Items listed in a dataset
□ □ □ □ □ □ □

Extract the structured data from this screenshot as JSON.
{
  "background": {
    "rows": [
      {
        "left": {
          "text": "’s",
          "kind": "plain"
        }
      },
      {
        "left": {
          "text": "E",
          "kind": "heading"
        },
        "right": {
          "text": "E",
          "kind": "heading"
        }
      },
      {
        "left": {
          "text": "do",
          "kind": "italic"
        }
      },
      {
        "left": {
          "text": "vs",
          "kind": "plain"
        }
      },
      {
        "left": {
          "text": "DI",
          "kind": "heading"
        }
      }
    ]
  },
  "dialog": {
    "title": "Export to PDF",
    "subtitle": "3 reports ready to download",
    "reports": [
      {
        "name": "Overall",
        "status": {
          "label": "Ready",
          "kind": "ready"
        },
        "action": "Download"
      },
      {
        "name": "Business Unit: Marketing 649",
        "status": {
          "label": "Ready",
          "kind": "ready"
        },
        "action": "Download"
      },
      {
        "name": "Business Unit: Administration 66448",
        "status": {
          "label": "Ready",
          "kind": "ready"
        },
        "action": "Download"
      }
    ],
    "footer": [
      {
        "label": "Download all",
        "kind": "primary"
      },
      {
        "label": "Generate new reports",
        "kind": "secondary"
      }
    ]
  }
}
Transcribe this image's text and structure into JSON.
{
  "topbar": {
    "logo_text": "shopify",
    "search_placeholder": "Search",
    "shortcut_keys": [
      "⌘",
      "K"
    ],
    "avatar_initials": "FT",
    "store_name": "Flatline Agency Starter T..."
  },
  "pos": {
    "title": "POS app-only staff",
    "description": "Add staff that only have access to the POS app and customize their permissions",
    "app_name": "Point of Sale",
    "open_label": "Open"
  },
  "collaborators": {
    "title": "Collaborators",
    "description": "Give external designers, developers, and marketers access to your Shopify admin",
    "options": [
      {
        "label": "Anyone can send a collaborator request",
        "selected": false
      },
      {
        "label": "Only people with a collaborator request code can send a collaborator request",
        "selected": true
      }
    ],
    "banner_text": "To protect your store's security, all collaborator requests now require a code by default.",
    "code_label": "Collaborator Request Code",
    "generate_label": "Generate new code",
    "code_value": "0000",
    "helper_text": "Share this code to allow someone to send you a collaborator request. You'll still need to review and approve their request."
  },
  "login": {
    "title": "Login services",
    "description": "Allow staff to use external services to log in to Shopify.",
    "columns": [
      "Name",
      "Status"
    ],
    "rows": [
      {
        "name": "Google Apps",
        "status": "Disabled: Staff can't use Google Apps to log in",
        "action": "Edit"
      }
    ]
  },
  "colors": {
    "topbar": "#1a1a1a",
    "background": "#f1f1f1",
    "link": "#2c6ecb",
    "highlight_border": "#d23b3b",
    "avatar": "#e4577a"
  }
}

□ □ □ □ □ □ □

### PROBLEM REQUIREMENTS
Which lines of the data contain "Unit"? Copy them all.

### ANSWER SECTION
        "name": "Business Unit: Marketing 649",
        "name": "Business Unit: Administration 66448",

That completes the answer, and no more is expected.